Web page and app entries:
━━━━━━━━━━━━━━━━━━━━

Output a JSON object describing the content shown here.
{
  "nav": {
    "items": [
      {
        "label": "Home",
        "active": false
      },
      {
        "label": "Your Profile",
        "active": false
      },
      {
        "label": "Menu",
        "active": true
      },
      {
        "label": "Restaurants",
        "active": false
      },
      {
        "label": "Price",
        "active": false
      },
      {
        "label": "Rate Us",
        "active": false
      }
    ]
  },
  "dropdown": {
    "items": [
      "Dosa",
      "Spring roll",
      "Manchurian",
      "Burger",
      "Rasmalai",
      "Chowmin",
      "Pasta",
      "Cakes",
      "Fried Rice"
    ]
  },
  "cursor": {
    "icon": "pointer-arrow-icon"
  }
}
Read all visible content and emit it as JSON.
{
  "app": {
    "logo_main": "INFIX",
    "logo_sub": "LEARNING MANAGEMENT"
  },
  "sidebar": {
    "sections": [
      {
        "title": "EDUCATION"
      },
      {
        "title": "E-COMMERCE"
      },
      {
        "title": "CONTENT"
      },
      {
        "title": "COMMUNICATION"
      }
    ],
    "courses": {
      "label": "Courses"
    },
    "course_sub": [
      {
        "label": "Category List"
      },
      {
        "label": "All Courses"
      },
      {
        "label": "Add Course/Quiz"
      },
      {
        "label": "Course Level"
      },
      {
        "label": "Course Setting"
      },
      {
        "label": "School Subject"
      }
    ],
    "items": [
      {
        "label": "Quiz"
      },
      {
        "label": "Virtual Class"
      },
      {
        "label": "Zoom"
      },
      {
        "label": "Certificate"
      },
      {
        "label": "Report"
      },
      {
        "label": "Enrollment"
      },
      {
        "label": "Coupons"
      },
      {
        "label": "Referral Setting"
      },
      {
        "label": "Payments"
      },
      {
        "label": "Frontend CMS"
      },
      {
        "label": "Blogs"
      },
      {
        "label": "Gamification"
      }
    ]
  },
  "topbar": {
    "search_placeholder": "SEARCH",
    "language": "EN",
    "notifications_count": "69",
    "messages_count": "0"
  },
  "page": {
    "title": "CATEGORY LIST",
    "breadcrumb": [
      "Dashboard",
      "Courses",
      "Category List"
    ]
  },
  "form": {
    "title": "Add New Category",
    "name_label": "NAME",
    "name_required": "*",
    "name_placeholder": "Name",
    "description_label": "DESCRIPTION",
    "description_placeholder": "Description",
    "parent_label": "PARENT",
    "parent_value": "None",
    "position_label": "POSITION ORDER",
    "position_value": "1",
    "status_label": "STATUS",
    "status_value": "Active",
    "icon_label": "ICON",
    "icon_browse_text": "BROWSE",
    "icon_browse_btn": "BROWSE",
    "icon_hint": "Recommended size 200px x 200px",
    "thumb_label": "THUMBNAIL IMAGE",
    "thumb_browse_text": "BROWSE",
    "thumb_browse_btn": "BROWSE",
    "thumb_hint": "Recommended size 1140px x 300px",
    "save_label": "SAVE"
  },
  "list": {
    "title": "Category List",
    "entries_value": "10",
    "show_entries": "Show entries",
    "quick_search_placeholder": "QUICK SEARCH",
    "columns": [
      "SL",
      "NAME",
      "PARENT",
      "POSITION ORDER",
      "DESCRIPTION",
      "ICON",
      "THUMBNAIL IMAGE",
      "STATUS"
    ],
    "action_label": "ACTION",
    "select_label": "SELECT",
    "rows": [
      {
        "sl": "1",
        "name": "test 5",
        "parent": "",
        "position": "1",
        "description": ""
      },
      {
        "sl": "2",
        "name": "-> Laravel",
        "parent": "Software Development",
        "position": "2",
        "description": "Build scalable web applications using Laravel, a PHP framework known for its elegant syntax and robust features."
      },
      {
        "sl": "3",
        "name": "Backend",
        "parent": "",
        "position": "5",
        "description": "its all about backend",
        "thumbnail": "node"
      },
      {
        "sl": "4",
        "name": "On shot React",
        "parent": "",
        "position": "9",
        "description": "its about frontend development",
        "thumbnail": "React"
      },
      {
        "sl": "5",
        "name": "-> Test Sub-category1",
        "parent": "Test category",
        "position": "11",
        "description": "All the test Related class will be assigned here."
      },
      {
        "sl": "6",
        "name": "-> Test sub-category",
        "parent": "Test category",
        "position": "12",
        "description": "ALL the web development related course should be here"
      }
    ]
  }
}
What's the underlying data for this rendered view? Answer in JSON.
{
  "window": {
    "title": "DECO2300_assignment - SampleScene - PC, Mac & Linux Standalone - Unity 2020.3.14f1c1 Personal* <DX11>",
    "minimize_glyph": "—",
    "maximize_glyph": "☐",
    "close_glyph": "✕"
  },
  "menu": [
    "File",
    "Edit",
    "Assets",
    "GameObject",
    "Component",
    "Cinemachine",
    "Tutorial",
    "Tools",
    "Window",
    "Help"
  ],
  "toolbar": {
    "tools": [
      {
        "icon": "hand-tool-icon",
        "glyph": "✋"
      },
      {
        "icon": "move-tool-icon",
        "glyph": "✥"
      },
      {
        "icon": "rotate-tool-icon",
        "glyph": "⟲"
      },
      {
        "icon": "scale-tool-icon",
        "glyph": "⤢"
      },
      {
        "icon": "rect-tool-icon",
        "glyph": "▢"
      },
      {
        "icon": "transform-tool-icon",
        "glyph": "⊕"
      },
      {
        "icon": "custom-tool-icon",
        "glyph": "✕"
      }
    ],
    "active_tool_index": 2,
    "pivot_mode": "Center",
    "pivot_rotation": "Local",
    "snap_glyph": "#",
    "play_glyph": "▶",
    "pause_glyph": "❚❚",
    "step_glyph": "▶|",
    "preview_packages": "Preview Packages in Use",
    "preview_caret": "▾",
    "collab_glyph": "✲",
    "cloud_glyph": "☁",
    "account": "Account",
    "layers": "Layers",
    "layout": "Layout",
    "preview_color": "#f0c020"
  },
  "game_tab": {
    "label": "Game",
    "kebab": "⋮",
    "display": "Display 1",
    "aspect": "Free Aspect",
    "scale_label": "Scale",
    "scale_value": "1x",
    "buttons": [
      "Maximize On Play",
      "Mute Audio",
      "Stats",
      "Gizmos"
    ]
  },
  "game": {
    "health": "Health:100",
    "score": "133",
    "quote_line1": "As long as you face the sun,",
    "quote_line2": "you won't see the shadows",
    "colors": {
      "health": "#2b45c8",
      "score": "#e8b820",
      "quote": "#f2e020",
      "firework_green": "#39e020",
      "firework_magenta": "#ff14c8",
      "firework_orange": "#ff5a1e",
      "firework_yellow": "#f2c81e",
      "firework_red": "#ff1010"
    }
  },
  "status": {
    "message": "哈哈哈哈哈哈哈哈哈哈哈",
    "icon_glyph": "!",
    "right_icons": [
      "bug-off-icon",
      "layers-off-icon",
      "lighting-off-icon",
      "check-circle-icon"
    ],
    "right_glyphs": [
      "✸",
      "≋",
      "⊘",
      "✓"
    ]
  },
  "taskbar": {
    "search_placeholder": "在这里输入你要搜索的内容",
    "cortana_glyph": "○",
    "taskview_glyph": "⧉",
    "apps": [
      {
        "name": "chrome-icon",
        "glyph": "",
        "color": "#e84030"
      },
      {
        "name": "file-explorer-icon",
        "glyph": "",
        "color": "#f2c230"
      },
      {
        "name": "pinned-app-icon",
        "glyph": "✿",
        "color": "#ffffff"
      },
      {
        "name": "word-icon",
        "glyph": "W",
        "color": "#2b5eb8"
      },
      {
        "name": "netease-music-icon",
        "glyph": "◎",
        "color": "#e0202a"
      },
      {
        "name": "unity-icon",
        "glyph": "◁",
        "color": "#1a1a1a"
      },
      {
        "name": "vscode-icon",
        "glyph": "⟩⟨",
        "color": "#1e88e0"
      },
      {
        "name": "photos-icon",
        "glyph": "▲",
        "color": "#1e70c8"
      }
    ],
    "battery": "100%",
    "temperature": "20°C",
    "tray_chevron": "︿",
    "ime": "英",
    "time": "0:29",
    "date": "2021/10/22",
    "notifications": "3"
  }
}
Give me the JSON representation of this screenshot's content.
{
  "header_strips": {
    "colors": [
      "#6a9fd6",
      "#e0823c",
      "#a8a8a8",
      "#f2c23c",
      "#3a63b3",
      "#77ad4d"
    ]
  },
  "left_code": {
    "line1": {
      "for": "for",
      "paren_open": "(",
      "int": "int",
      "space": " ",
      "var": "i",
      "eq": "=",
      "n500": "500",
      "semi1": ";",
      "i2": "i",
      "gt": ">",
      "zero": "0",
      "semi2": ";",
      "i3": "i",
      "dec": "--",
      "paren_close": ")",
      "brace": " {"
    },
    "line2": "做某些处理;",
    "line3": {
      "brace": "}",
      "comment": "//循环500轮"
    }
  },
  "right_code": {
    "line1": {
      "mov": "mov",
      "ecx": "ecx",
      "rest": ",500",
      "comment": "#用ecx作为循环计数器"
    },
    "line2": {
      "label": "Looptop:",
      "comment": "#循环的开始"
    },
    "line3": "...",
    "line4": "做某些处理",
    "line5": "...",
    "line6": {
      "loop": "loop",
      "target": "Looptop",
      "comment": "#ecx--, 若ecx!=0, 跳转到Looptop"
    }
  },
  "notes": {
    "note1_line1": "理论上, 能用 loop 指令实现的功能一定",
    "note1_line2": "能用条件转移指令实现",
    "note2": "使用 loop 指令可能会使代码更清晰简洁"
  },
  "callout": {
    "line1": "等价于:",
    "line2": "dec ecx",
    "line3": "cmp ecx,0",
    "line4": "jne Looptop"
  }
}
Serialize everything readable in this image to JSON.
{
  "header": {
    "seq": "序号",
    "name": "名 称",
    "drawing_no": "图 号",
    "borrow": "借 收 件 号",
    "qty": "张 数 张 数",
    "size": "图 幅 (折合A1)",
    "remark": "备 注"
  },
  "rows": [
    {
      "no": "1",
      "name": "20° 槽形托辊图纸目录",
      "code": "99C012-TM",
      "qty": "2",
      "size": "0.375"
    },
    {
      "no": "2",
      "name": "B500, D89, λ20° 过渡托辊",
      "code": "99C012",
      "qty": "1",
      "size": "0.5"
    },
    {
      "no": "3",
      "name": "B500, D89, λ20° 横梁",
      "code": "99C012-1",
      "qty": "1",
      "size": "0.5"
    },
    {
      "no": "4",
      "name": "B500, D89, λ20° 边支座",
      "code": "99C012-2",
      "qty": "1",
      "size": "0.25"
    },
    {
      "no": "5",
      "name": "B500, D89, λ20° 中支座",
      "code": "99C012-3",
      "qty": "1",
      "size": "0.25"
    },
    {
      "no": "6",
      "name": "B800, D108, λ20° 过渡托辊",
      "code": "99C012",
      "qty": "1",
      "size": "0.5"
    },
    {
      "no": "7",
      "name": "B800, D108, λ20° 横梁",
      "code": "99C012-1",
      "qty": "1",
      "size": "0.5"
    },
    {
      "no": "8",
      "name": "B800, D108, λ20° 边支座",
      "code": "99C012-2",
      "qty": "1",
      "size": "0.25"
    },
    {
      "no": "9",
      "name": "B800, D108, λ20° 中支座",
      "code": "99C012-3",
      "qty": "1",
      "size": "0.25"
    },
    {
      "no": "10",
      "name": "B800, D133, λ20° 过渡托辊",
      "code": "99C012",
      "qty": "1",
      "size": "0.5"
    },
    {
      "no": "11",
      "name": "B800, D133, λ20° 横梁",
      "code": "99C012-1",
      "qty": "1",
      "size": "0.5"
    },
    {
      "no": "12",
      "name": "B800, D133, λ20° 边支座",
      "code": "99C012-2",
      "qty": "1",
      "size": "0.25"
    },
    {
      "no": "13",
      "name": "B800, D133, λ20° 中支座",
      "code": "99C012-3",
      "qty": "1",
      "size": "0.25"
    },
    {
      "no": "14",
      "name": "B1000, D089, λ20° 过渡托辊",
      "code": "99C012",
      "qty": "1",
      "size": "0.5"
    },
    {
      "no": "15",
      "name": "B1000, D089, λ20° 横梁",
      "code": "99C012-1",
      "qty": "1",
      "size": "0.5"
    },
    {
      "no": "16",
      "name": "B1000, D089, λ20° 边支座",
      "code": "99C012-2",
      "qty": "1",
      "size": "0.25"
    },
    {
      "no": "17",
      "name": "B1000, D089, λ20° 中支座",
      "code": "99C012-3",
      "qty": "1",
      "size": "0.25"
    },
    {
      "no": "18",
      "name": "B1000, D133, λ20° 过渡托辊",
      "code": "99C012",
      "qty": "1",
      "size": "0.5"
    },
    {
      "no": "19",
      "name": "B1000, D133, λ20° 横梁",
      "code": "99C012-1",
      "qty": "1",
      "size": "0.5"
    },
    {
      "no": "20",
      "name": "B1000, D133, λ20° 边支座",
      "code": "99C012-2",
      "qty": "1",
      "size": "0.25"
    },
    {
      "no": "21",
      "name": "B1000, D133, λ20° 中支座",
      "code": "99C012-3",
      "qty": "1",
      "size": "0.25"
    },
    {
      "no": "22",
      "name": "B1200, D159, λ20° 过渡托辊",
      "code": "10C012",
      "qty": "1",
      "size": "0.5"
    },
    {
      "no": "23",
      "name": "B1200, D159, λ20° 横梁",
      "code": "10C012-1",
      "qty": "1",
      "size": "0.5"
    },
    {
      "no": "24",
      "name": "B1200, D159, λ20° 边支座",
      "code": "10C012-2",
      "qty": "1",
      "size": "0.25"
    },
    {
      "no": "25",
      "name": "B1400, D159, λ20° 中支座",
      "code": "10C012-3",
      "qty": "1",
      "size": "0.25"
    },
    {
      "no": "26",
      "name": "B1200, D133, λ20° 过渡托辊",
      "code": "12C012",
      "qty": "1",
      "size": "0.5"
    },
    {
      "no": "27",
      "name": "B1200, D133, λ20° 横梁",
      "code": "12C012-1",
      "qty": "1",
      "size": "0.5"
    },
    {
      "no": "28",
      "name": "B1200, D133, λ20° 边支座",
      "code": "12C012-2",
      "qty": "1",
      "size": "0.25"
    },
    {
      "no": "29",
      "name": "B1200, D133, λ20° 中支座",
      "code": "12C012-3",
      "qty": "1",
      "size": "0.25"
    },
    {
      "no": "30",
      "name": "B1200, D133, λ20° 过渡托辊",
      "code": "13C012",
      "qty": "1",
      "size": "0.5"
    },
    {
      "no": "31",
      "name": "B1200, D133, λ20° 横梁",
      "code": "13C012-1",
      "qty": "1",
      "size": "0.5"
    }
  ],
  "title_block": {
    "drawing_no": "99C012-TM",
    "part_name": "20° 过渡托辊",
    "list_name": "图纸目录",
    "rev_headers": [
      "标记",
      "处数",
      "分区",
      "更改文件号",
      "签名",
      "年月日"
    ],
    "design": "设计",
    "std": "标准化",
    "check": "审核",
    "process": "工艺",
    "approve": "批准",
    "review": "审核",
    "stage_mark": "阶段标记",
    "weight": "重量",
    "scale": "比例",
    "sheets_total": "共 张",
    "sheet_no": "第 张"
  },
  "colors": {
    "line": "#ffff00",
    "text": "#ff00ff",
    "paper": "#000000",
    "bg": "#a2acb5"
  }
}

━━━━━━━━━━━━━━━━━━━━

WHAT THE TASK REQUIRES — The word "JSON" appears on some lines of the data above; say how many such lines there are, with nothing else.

RESPONSE FOR THIS EXERCISE — 5